··· Dataset ···

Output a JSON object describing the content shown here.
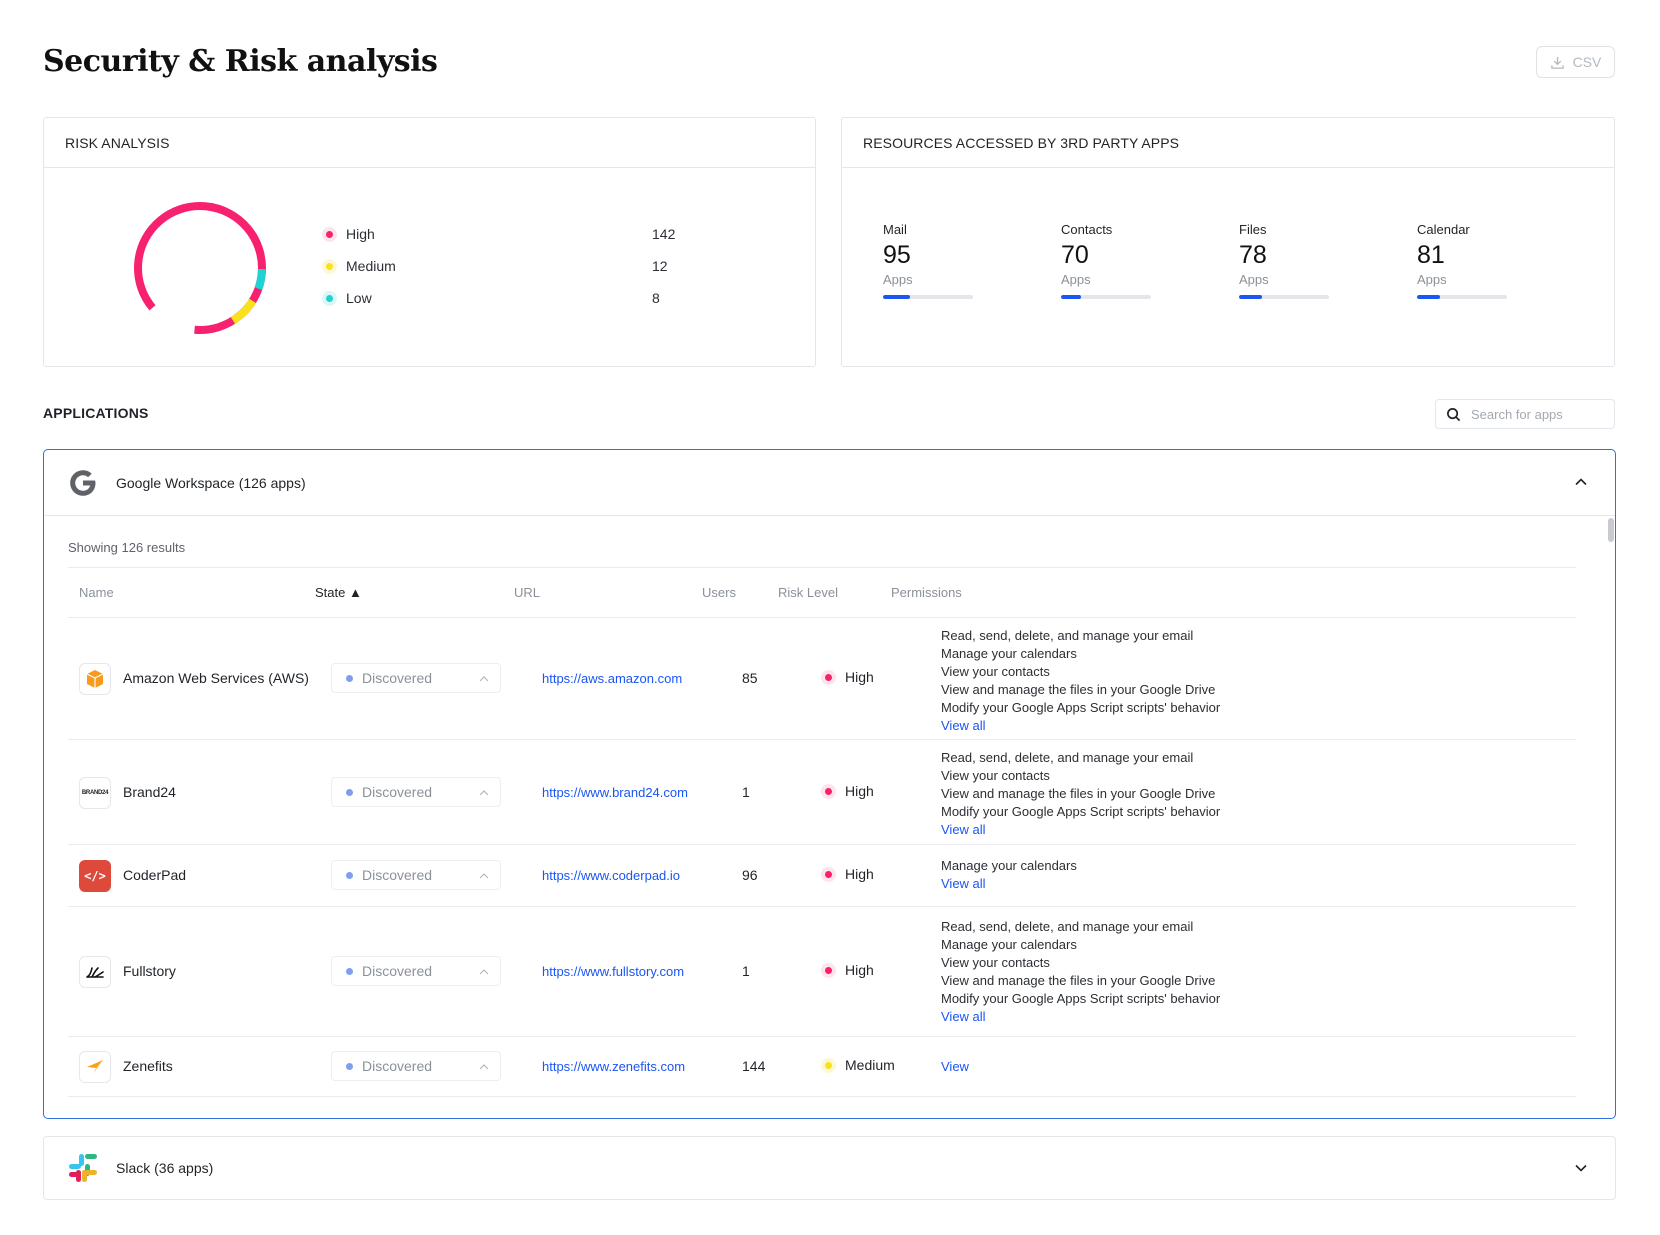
{
  "header": {
    "title": "Security & Risk analysis",
    "csv_label": "CSV"
  },
  "risk_analysis": {
    "title": "RISK ANALYSIS",
    "items": [
      {
        "label": "High",
        "value": "142",
        "color": "#f7216f"
      },
      {
        "label": "Medium",
        "value": "12",
        "color": "#f9e21b"
      },
      {
        "label": "Low",
        "value": "8",
        "color": "#1fd3d3"
      }
    ]
  },
  "resources": {
    "title": "RESOURCES ACCESSED BY 3RD PARTY APPS",
    "items": [
      {
        "label": "Mail",
        "count": "95",
        "unit": "Apps",
        "fill": 0.3
      },
      {
        "label": "Contacts",
        "count": "70",
        "unit": "Apps",
        "fill": 0.22
      },
      {
        "label": "Files",
        "count": "78",
        "unit": "Apps",
        "fill": 0.25
      },
      {
        "label": "Calendar",
        "count": "81",
        "unit": "Apps",
        "fill": 0.26
      }
    ]
  },
  "applications": {
    "title": "APPLICATIONS",
    "search_placeholder": "Search for apps"
  },
  "google_workspace": {
    "title": "Google Workspace (126 apps)",
    "results": "Showing 126 results",
    "columns": {
      "name": "Name",
      "state": "State ▲",
      "url": "URL",
      "users": "Users",
      "risk": "Risk Level",
      "permissions": "Permissions"
    },
    "rows": [
      {
        "name": "Amazon Web Services (AWS)",
        "icon": "aws-icon",
        "state": "Discovered",
        "url": "https://aws.amazon.com",
        "users": "85",
        "risk": "High",
        "permissions": [
          "Read, send, delete, and manage your email",
          "Manage your calendars",
          "View your contacts",
          "View and manage the files in your Google Drive",
          "Modify your Google Apps Script scripts' behavior"
        ],
        "link": "View all"
      },
      {
        "name": "Brand24",
        "icon": "brand24-icon",
        "icon_text": "BRAND24",
        "state": "Discovered",
        "url": "https://www.brand24.com",
        "users": "1",
        "risk": "High",
        "permissions": [
          "Read, send, delete, and manage your email",
          "View your contacts",
          "View and manage the files in your Google Drive",
          "Modify your Google Apps Script scripts' behavior"
        ],
        "link": "View all"
      },
      {
        "name": "CoderPad",
        "icon": "coderpad-icon",
        "icon_text": "</>",
        "state": "Discovered",
        "url": "https://www.coderpad.io",
        "users": "96",
        "risk": "High",
        "permissions": [
          "Manage your calendars"
        ],
        "link": "View all"
      },
      {
        "name": "Fullstory",
        "icon": "fullstory-icon",
        "state": "Discovered",
        "url": "https://www.fullstory.com",
        "users": "1",
        "risk": "High",
        "permissions": [
          "Read, send, delete, and manage your email",
          "Manage your calendars",
          "View your contacts",
          "View and manage the files in your Google Drive",
          "Modify your Google Apps Script scripts' behavior"
        ],
        "link": "View all"
      },
      {
        "name": "Zenefits",
        "icon": "zenefits-icon",
        "state": "Discovered",
        "url": "https://www.zenefits.com",
        "users": "144",
        "risk": "Medium",
        "permissions": [],
        "link": "View"
      }
    ]
  },
  "slack": {
    "title": "Slack (36 apps)"
  }
}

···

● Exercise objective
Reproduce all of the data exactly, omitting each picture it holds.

● Exercise result
Output a JSON object describing the content shown here.
{
  "header": {
    "title": "Security & Risk analysis",
    "csv_label": "CSV"
  },
  "risk_analysis": {
    "title": "RISK ANALYSIS",
    "items": [
      {
        "label": "High",
        "value": "142",
        "color": "#f7216f"
      },
      {
        "label": "Medium",
        "value": "12",
        "color": "#f9e21b"
      },
      {
        "label": "Low",
        "value": "8",
        "color": "#1fd3d3"
      }
    ]
  },
  "resources": {
    "title": "RESOURCES ACCESSED BY 3RD PARTY APPS",
    "items": [
      {
        "label": "Mail",
        "count": "95",
        "unit": "Apps",
        "fill": 0.3
      },
      {
        "label": "Contacts",
        "count": "70",
        "unit": "Apps",
        "fill": 0.22
      },
      {
        "label": "Files",
        "count": "78",
        "unit": "Apps",
        "fill": 0.25
      },
      {
        "label": "Calendar",
        "count": "81",
        "unit": "Apps",
        "fill": 0.26
      }
    ]
  },
  "applications": {
    "title": "APPLICATIONS",
    "search_placeholder": "Search for apps"
  },
  "google_workspace": {
    "title": "Google Workspace (126 apps)",
    "results": "Showing 126 results",
    "columns": {
      "name": "Name",
      "state": "State ▲",
      "url": "URL",
      "users": "Users",
      "risk": "Risk Level",
      "permissions": "Permissions"
    },
    "rows": [
      {
        "name": "Amazon Web Services (AWS)",
        "icon": "aws-icon",
        "state": "Discovered",
        "url": "https://aws.amazon.com",
        "users": "85",
        "risk": "High",
        "permissions": [
          "Read, send, delete, and manage your email",
          "Manage your calendars",
          "View your contacts",
          "View and manage the files in your Google Drive",
          "Modify your Google Apps Script scripts' behavior"
        ],
        "link": "View all"
      },
      {
        "name": "Brand24",
        "icon": "brand24-icon",
        "icon_text": "BRAND24",
        "state": "Discovered",
        "url": "https://www.brand24.com",
        "users": "1",
        "risk": "High",
        "permissions": [
          "Read, send, delete, and manage your email",
          "View your contacts",
          "View and manage the files in your Google Drive",
          "Modify your Google Apps Script scripts' behavior"
        ],
        "link": "View all"
      },
      {
        "name": "CoderPad",
        "icon": "coderpad-icon",
        "icon_text": "</>",
        "state": "Discovered",
        "url": "https://www.coderpad.io",
        "users": "96",
        "risk": "High",
        "permissions": [
          "Manage your calendars"
        ],
        "link": "View all"
      },
      {
        "name": "Fullstory",
        "icon": "fullstory-icon",
        "state": "Discovered",
        "url": "https://www.fullstory.com",
        "users": "1",
        "risk": "High",
        "permissions": [
          "Read, send, delete, and manage your email",
          "Manage your calendars",
          "View your contacts",
          "View and manage the files in your Google Drive",
          "Modify your Google Apps Script scripts' behavior"
        ],
        "link": "View all"
      },
      {
        "name": "Zenefits",
        "icon": "zenefits-icon",
        "state": "Discovered",
        "url": "https://www.zenefits.com",
        "users": "144",
        "risk": "Medium",
        "permissions": [],
        "link": "View"
      }
    ]
  },
  "slack": {
    "title": "Slack (36 apps)"
  }
}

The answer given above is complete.